Data entries

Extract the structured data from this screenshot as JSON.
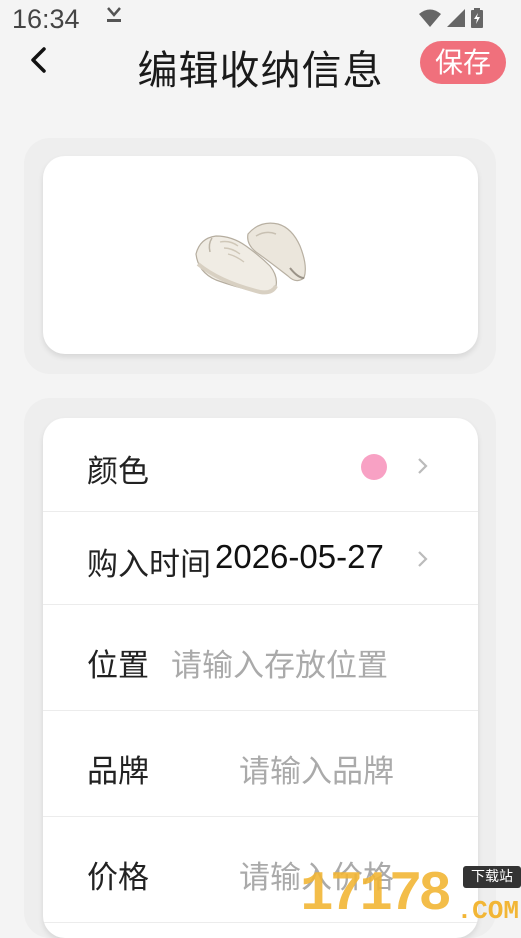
{
  "status_bar": {
    "time": "16:34"
  },
  "header": {
    "title": "编辑收纳信息",
    "save_label": "保存"
  },
  "form": {
    "color": {
      "label": "颜色",
      "value_color": "#f8a1c4"
    },
    "purchase_time": {
      "label": "购入时间",
      "value": "2026-05-27"
    },
    "location": {
      "label": "位置",
      "placeholder": "请输入存放位置"
    },
    "brand": {
      "label": "品牌",
      "placeholder": "请输入品牌"
    },
    "price": {
      "label": "价格",
      "placeholder": "请输入价格"
    }
  },
  "watermark": {
    "text": "17178",
    "suffix": ".COM",
    "badge": "下载站"
  },
  "colors": {
    "accent": "#f0707c",
    "placeholder": "#aaaaaa"
  }
}
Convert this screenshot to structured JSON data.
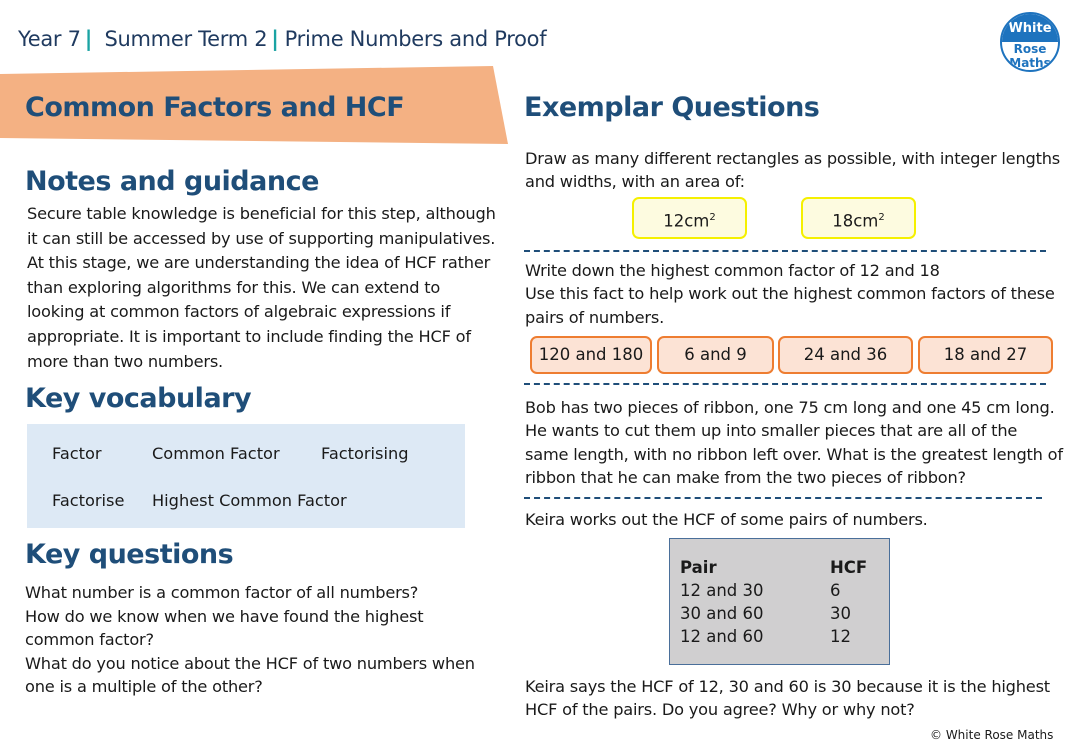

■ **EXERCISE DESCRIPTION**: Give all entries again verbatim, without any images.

■ **THE COMPLETED TASK**:
Extract the structured data from this screenshot as JSON.
{
  "status_bar": {
    "time": "16:34"
  },
  "header": {
    "title": "编辑收纳信息",
    "save_label": "保存"
  },
  "form": {
    "color": {
      "label": "颜色",
      "value_color": "#f8a1c4"
    },
    "purchase_time": {
      "label": "购入时间",
      "value": "2026-05-27"
    },
    "location": {
      "label": "位置",
      "placeholder": "请输入存放位置"
    },
    "brand": {
      "label": "品牌",
      "placeholder": "请输入品牌"
    },
    "price": {
      "label": "价格",
      "placeholder": "请输入价格"
    }
  },
  "watermark": {
    "text": "17178",
    "suffix": ".COM",
    "badge": "下载站"
  },
  "colors": {
    "accent": "#f0707c",
    "placeholder": "#aaaaaa"
  }
}
Convert this screenshot to structured JSON data.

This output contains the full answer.